Frances Hodgson Burnett’s turn-of-the-20th-century novel is the story of a young rich girl, Sara, who’s sent back from India to be schooled in London, later to find that her royal treatment seeps away in favour of cruelty and bullying when she’s left suddenly penniless. Transposing the action from London to New York, Cuarón gives the story a ravishing, magical realist treatment, bathing the screen in an amber, doll’s-house glow. As Janet Maslin wrote in The New York Times: “To see Sara whirling ecstatically in her attic room on a snowy night, exulting in the feelings summoned by an evocative sight in a nearby window, is to know just how stirringly lovely a children’s film can be.”

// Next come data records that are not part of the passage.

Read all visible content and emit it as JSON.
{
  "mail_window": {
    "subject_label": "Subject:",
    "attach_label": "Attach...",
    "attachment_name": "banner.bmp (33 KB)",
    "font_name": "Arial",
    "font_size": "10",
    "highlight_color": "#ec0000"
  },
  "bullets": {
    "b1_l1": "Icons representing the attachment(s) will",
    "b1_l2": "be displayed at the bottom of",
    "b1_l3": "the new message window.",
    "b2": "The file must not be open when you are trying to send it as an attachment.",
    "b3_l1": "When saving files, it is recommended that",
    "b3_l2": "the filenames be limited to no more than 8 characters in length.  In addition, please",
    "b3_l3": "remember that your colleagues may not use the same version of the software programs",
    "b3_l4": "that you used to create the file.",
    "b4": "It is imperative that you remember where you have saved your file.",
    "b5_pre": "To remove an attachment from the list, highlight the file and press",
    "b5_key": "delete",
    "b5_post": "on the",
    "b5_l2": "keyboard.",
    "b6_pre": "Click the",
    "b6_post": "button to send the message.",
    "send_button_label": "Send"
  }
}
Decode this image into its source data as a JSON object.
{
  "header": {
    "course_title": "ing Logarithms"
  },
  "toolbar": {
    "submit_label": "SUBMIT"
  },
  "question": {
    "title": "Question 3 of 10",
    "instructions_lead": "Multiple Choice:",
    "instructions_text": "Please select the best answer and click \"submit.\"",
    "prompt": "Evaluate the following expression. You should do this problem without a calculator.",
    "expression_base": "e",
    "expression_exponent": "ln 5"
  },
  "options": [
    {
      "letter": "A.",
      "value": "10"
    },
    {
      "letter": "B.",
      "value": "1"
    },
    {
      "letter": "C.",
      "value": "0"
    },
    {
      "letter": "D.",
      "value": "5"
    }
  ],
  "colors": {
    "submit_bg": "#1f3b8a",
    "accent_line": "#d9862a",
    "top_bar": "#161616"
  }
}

Howl’s Moving Castle (2004)
Director Hayao Miyazaki
Credit: © 2004 Nibariki - GNDDDT
In the land of Ingary, where such things as seven-league boots and cloaks of invisibility really exist, it is quite a misfortune to be born the eldest of three. Everyone knows you are the one who will fail first, and worst, if the three of you set out to seek your fortunes.
– Howl’s Moving Castle by Diana Wynne Jones (1986)
Conjured from the imagination of British author Diana Wynne Jones, the kingdom of Ingary is one of the more beguiling fantasy worlds in modern children’s literature. In the quaint old-world town of Market Chipping, Sophie, the eldest of three, has few prospects until a chance encounter with the enigmatic wizard Howl. Turned into an elderly woman by the spiteful Wicked Witch of the Waste, Sophie travels to seek help from Howl in lifting the curse.
Wynne Jones’s flights of fancy met their perfect cinematic match in 2004 when Hayao Miyazaki (Spirited Away, 2001) marshalled the boundless invention of his Studio Ghibli to breathe animated life into this land of commonplace magic and enchantment. Among the film’s many memorable creations is Howl’s castle itself, which Miyazaki reimagines as a towering, spoke-spewing rust bucket on legs, rumbling and wheezing through the valleys.